We'll call this difference D%
... and this should be positive after a "good year".
 You then withdraw a percentage of your initial portfolio equal to:
0.90 (X% + D%)
>What's that 0.90 out front?
You scale down, withdrawing just 90% of X% + D%. (The 90% is some kind of "safety factor")
But note that, after a "good year" (when E10/P exceeds the average, since 1928)
the difference D% is positive, so you'd withdraw MORE than X%.
>And after a bad year?
Then D% would be negative so you'd withdraw less than the notorious 4% rate.
See 1973? That wasn't a good year! (See the magenta dot in Figure 1.)
With the standard, garden variety 4% rule you'd have withdrawn about 6.5% in 1974.
That's 4% increased by inflation. Remember!
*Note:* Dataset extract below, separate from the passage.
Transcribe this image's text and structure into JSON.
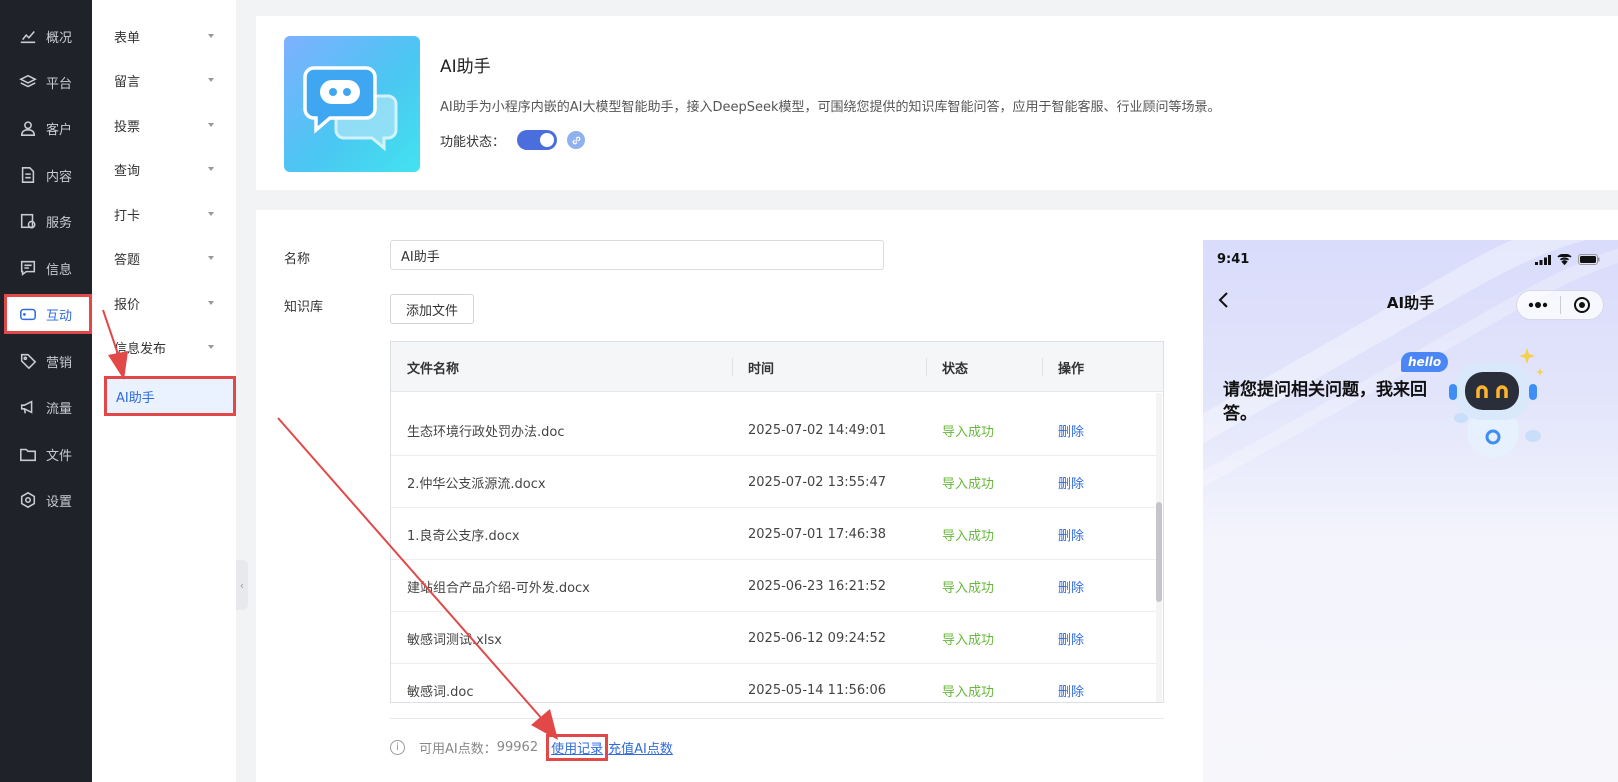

In this the "standard withdrawal ritual"
you ignore the market and your portfolio gains and losses and just withdraw a percentage of your starting portfolio, increased by inflation.
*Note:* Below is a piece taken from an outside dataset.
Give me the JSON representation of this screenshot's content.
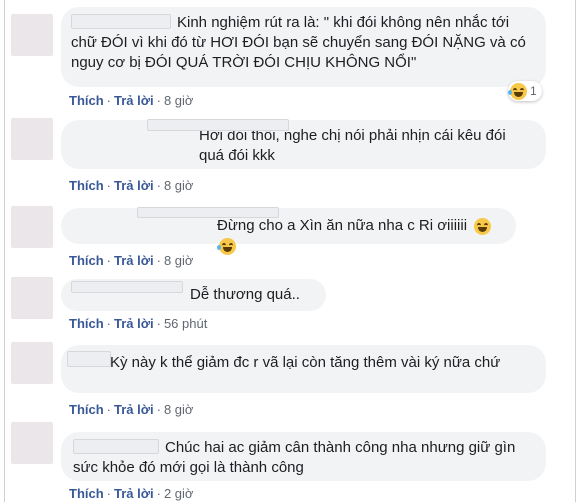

If your starting portfolio was $100K and you're withdrawing 4% (increasing with inflation), then, by 1974, you'd be withdrawing 6.5% of $100K
or $6500.
But, in 1973, E10/P was less than the average to 1973.
That gives you a heads up, so you'd withdraw less in 1974 (namely 4.5%).
In fact we'd have:
 The "usual withdrawal ritual" would give a 6.5% withdrawal for 1974 ... so X% = 6.5%
 The average E10/P from 1928 to 1973 is 6.8% ... see the blue dot in Figure 1
 The 1973 value of E10/P is 5.3% ... see the magenta dot in Figure 1
 We calculate D% = 5.3%  6.8% = 1.5% ... reflecting the fact that last year weren't that good
 In 1974 we withdraw 0.9 (X% + D% ) = 0.9 (6.5%  1.5%) = 4.5% ... as in Figure 3
 Figure 3

The spreadsheet (such as it is) looks like so:
There's an "Explain Sheet" which looks like this: Click!
To download the spreadsheet RIGHTclick here and Save Link Target
... or, sometimes clicking here will work !
P.S.
The spreadsheet may change without notice.
>Isn't that what everybuddy says?
I guess. But remember:
 Schiller's E10/P values used by the spreadsheet are January values of the
moving average of earnings over the previous 120 months ... that's 10 years.
 That gives equal weight to the month 10 years ago as it does to the current month.
 If you wanted to weight the current month earnings more heavily, you could use the
Exponential Moving Average
... that's EMA
 The spreadsheet gives you the choice: Schiller's E10/P moving average or the exponential guy
... which we call E(10ma)/P